APRIL 24, 2017 | India - Shanti

“Only the development of compassion and understanding for others can bring us the tranquility and happiness we all seek” -Dalai Lama XIV

Namaskar Family and friends!

It has been an exciting week spent on the organic farm of Dharmalaya. We are up on the Himalayan mountains where we are learning about earth building, agriculture and rain water harvesting, covering the basics of how important it is to live in a healthy environment and to have compassion for all that share this planet. When working outdoors we try our best to be mindful not to step on any small insects, same goes for the big spiders in the bathrooms. We gently pick them up with a bowl and put them outside. It has definitely been a week full of surprises and challenges.
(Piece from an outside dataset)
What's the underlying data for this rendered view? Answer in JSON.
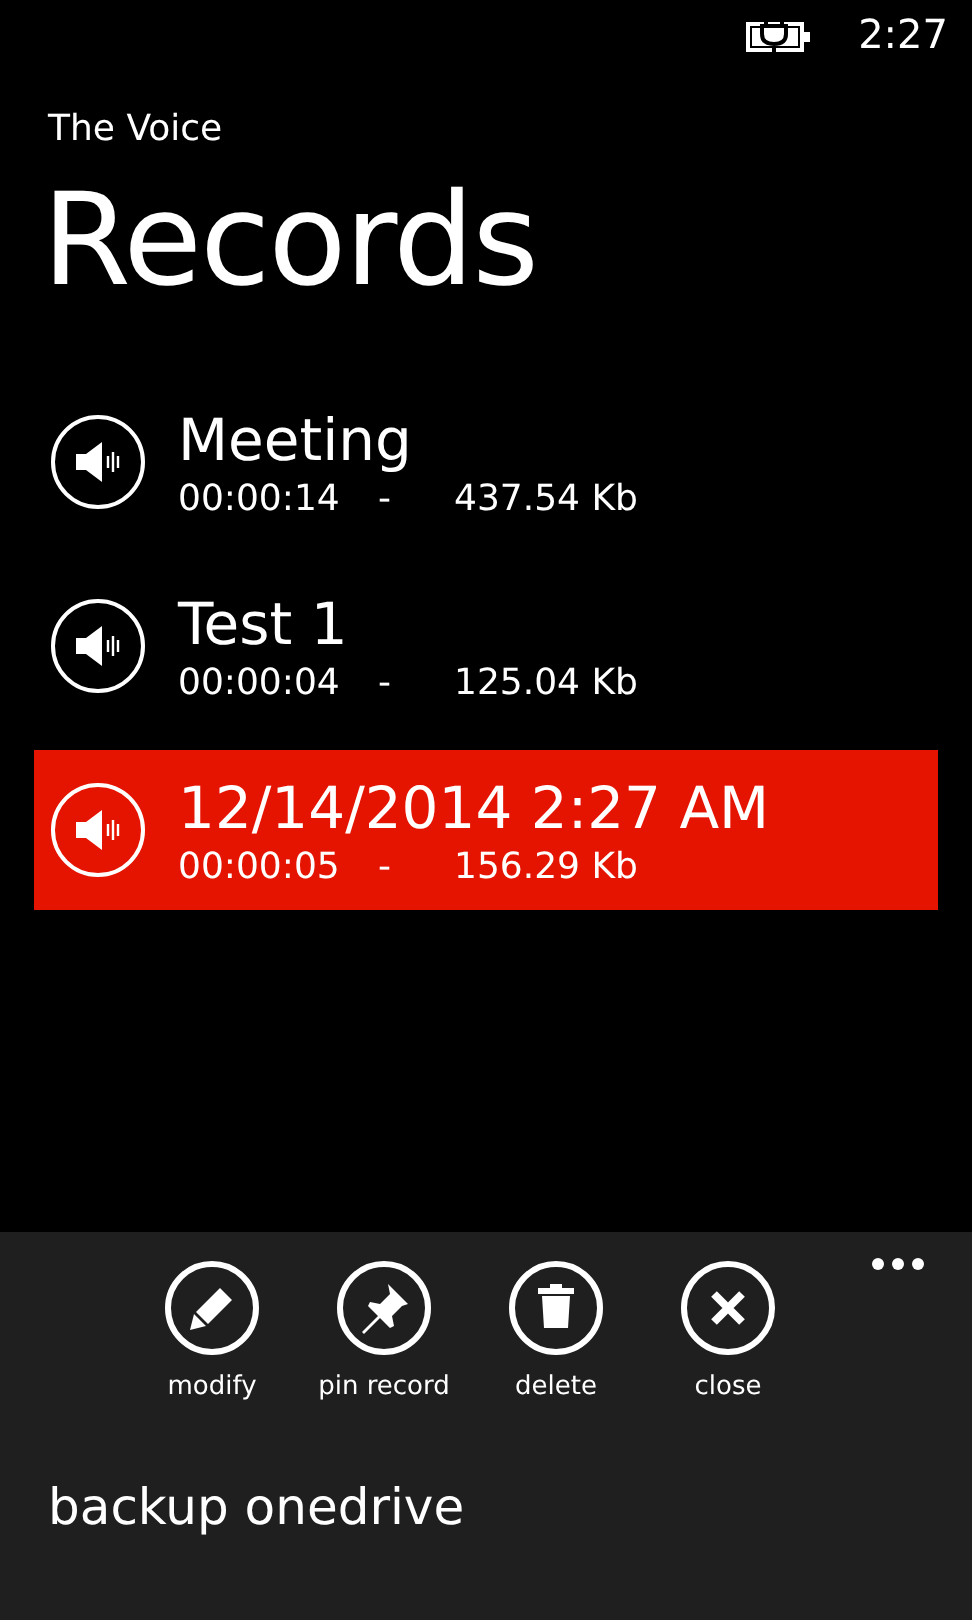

The group has been awesome at engaging in group activities/discussion. Our first three days, we helped “pug” mud for a mud house, working together with a larger group of people from all over the world. With this diversity we are able to work together harmoniously as a group and with nature. After that we had to make bricks out of the mud and learned the traditional way of brick-making in the villages up above Dharmalaya.
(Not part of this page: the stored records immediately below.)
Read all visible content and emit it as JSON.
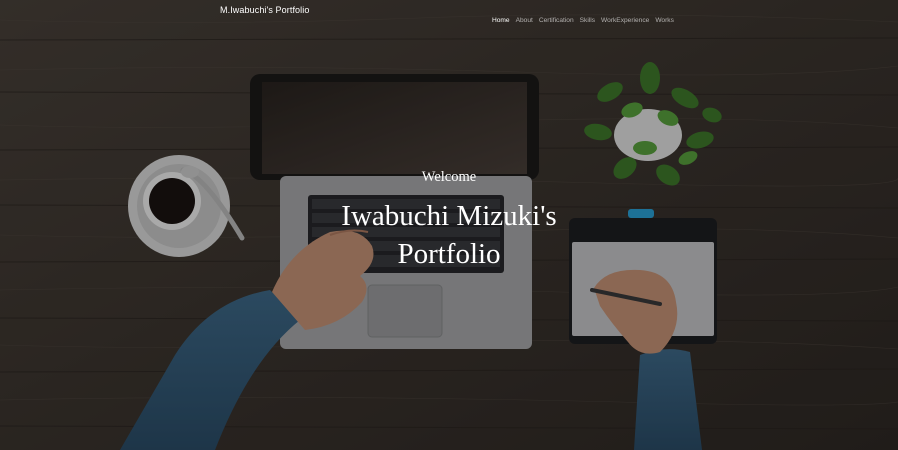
{
  "navbar": {
    "brand": "M.Iwabuchi's Portfolio",
    "links": [
      {
        "label": "Home",
        "active": true
      },
      {
        "label": "About",
        "active": false
      },
      {
        "label": "Certification",
        "active": false
      },
      {
        "label": "Skills",
        "active": false
      },
      {
        "label": "WorkExperience",
        "active": false
      },
      {
        "label": "Works",
        "active": false
      }
    ]
  },
  "hero": {
    "welcome": "Welcome",
    "title_line1": "Iwabuchi Mizuki's",
    "title_line2": "Portfolio"
  },
  "colors": {
    "text": "#ffffff",
    "nav_inactive": "rgba(255,255,255,0.62)",
    "wood": "#3b342e"
  }
}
We’ve not only learned how to make mud houses but we’ve also learned how to plant fruits such as eggplants, cucumbers, and tomatoes. With these types of fruits and a wide variety of vegetables we are able to make delicious food. Yesterday, everyone in the group got the chance to help out with a traditional Indian dish for lunch. For dinner, we as a group suggested some international food that we would like to make. We then started to make them and as soon as the clock stuck 7 we all lined up with our plates and started getting food. With such a delicious meal everyone left to their room/tent full and ready for bed.

This past week I’ve had the opportunity to learn how to make chapati (flat round Indian bread) with the local ladies who work in the kitchen. Diane and I have taken the job of chapati making for our “karma yoga,” where we spent hours laughing and trying to communicating in hindi with the these two amazing local ladies while making lunch for everyone.

One day, we had an architect student join us for chapati rolling and she was translating to us the questions the ladies would ask us. One of them asked Diane, who is from New York, about the percentage of arranged marriages that happen in New York. We looked at each other and started laughing and both said zero. That night we wrote in our journals something that we are grateful for and we both wrote we are grateful for not having arranged marriage in the US.

These past 2 months and a half, the Shanti group has been exposed to a beautiful culture and we truly appreciate our time here. Before I came to India my older sister wrote me a letter saying ” you may encounter people on your trip who may not have all that the western culture declares as wealth, but always remember that what you will learn and experience is worth far more that any other types of wealth” and this has been true for me coming into a beautiful place. The hospitality and care that the people here have is amazing.